> The task
If a line in the entries includes "arrow", show that line.

(Beginning of Given data)

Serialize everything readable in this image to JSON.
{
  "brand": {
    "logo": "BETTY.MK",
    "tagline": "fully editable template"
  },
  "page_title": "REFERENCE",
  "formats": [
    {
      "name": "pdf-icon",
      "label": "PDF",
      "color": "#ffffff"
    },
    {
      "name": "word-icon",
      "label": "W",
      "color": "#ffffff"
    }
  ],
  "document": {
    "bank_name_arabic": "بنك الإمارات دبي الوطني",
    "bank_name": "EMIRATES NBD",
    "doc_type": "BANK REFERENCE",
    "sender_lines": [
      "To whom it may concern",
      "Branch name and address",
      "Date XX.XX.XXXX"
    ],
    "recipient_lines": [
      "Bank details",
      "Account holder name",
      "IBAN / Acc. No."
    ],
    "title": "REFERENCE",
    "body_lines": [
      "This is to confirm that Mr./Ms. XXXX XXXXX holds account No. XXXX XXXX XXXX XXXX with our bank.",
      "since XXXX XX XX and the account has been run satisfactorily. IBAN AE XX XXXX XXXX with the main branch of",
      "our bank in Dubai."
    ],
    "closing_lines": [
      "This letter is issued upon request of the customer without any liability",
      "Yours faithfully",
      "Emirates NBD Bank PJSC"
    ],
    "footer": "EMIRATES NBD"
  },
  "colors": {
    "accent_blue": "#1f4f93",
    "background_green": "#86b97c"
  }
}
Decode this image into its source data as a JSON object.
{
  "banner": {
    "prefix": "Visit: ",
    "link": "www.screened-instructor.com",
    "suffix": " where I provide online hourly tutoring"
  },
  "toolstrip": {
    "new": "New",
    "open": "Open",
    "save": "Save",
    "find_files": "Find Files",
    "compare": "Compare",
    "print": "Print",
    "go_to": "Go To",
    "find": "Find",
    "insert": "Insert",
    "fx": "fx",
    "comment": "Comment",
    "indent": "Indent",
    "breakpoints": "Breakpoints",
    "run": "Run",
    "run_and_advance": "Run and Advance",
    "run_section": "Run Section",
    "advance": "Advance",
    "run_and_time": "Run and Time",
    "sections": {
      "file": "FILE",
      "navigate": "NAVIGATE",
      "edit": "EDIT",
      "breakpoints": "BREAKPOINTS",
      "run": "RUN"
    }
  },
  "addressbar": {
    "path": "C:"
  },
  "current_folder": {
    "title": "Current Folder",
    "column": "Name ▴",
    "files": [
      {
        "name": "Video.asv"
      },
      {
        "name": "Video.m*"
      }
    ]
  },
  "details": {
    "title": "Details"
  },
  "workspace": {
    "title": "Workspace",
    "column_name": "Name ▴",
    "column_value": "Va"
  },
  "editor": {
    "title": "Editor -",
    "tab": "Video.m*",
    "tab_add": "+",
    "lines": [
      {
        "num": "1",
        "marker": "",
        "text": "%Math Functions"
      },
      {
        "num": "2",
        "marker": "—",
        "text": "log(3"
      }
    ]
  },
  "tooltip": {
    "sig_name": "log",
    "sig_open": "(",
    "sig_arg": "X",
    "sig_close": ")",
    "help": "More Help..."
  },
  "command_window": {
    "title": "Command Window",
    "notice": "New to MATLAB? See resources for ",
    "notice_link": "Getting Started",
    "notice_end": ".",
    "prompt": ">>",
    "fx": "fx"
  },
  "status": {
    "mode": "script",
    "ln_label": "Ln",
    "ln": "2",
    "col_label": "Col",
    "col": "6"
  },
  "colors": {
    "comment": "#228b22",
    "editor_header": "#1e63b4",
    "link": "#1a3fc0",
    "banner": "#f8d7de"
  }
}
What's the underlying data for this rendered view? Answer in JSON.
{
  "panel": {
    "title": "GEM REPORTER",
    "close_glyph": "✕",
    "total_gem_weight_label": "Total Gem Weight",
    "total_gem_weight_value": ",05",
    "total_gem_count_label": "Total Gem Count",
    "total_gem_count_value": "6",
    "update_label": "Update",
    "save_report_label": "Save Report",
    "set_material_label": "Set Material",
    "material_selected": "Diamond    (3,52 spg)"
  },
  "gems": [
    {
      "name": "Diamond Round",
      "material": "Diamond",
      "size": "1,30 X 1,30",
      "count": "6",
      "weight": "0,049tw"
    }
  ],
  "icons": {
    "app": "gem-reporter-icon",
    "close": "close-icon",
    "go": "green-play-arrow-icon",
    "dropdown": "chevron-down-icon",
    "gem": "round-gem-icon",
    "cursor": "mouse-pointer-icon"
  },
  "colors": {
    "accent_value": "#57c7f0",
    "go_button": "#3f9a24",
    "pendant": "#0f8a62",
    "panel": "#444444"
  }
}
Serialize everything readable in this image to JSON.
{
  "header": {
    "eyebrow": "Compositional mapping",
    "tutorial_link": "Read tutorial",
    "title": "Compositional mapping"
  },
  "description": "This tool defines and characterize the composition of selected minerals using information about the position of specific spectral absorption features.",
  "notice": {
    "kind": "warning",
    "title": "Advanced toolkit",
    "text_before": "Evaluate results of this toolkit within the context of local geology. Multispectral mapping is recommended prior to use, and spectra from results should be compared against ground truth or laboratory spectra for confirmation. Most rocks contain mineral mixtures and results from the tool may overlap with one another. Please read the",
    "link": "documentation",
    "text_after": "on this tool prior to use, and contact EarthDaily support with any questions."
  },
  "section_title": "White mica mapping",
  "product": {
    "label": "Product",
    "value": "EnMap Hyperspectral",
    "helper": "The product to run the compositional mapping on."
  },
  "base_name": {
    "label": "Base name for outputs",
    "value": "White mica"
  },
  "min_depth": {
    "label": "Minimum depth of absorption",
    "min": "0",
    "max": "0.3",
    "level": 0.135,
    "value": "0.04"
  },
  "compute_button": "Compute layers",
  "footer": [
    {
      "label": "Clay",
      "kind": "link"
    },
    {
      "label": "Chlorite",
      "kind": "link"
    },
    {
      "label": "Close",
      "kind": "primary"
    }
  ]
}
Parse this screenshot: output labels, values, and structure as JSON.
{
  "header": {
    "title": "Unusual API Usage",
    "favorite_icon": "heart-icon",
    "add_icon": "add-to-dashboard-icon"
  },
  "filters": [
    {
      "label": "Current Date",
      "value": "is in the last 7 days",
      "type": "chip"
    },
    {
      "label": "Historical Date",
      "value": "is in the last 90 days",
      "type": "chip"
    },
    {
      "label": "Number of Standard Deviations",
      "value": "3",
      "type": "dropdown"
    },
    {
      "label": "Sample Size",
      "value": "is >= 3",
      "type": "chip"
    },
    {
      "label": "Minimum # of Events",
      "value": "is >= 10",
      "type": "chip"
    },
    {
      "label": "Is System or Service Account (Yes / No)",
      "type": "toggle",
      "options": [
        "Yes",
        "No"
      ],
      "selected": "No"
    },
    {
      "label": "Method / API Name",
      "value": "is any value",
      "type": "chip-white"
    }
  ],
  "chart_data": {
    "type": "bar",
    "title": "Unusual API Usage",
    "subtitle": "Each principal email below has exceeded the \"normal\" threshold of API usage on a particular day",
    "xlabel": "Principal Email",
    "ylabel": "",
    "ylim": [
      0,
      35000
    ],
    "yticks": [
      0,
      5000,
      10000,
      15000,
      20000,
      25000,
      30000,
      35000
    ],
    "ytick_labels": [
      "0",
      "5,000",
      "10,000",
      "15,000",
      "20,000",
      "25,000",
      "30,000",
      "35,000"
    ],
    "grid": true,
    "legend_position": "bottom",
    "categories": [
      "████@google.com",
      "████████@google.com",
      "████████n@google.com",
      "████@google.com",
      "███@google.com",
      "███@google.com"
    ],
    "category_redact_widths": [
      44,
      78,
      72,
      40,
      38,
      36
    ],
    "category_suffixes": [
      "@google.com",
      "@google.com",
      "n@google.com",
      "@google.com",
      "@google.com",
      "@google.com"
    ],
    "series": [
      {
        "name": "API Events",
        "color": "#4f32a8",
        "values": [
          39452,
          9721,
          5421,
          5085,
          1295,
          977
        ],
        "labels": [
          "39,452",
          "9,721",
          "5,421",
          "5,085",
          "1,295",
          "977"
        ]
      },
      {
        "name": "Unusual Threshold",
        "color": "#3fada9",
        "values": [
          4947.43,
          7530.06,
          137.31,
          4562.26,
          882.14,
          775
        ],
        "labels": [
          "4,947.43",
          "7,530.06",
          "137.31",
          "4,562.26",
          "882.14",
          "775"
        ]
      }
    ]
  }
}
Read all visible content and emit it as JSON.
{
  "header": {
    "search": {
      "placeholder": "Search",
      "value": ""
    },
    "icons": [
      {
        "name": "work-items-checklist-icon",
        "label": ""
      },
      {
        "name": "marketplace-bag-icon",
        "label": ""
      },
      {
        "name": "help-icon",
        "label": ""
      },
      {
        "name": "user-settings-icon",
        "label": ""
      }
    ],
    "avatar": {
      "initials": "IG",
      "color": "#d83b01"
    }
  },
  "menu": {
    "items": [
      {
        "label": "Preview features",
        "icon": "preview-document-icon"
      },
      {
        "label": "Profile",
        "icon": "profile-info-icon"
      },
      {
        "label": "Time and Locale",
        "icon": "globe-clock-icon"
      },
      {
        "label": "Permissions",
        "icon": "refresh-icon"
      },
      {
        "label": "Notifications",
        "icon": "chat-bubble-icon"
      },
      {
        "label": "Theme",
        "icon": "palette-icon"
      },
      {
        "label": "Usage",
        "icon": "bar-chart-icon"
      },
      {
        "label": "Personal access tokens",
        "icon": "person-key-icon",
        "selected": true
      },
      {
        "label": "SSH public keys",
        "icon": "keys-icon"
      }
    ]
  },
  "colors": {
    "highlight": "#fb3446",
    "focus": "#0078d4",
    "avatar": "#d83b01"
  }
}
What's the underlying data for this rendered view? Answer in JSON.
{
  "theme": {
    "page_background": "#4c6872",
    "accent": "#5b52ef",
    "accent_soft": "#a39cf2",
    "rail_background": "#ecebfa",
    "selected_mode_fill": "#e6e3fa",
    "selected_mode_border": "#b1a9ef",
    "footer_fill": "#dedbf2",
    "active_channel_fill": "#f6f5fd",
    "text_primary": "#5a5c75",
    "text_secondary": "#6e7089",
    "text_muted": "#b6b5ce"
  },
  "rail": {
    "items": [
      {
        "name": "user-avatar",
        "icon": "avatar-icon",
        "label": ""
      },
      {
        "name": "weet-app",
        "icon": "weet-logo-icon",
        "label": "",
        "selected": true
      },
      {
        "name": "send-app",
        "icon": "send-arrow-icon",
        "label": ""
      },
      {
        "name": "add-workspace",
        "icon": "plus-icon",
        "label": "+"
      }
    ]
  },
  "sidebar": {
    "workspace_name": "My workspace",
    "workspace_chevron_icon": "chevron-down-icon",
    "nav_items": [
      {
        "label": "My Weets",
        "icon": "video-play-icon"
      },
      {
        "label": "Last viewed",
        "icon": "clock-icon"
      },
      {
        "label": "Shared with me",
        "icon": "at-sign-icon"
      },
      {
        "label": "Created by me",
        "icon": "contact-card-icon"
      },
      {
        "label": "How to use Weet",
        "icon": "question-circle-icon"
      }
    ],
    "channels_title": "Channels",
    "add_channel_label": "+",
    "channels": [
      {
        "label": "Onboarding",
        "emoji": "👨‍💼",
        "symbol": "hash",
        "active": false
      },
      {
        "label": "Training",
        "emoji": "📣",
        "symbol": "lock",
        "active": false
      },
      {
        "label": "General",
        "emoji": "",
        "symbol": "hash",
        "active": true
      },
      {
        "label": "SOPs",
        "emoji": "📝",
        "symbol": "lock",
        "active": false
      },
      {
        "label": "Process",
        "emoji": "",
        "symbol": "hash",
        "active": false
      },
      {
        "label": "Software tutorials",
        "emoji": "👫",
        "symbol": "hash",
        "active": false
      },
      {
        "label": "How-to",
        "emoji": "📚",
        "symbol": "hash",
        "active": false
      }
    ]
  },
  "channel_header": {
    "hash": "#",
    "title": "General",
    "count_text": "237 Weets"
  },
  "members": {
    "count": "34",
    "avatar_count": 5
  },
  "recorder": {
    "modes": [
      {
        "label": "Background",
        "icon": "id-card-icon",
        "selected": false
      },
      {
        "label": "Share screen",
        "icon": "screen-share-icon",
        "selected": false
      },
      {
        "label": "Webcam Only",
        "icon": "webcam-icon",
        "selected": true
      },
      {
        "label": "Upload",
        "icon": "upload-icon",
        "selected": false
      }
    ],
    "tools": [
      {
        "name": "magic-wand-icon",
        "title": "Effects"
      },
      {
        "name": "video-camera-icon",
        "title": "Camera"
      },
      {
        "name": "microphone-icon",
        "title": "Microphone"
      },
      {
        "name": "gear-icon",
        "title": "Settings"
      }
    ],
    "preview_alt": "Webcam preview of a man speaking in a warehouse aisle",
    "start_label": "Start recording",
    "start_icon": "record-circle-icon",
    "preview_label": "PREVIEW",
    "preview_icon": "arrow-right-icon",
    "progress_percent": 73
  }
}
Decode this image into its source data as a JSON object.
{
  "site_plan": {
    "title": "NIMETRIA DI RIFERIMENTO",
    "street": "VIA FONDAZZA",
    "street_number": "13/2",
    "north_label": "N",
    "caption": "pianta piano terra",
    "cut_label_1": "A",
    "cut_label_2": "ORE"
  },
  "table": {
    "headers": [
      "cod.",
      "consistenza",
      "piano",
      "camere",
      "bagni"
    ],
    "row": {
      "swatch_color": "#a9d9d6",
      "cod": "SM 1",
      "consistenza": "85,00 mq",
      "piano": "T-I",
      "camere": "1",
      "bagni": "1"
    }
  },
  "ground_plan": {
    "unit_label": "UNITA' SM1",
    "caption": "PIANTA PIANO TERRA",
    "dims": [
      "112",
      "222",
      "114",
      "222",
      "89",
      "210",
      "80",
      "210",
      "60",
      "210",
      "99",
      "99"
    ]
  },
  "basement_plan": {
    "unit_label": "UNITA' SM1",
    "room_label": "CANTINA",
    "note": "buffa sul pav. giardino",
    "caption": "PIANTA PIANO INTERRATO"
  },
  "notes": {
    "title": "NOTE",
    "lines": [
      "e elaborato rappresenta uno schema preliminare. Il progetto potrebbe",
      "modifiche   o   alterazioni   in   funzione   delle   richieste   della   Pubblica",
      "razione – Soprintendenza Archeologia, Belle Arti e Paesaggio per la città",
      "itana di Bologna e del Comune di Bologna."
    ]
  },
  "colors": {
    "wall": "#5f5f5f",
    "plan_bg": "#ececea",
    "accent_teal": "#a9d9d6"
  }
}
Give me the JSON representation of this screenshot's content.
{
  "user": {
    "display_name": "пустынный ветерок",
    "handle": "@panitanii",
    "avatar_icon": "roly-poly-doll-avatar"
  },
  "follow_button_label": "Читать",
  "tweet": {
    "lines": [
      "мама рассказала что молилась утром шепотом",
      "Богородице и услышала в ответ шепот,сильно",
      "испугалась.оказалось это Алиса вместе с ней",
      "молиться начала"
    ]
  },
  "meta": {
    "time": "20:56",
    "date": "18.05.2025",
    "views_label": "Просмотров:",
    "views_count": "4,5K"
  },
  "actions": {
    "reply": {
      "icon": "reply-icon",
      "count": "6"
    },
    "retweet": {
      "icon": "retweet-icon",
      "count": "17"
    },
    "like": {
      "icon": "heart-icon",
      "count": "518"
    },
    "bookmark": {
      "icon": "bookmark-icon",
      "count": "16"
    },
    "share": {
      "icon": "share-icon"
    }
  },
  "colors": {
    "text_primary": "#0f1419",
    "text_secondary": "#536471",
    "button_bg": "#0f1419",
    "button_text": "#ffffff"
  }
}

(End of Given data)

> Output
    "go": "green-play-arrow-icon",
        "icon": "send-arrow-icon",
    "preview_icon": "arrow-right-icon",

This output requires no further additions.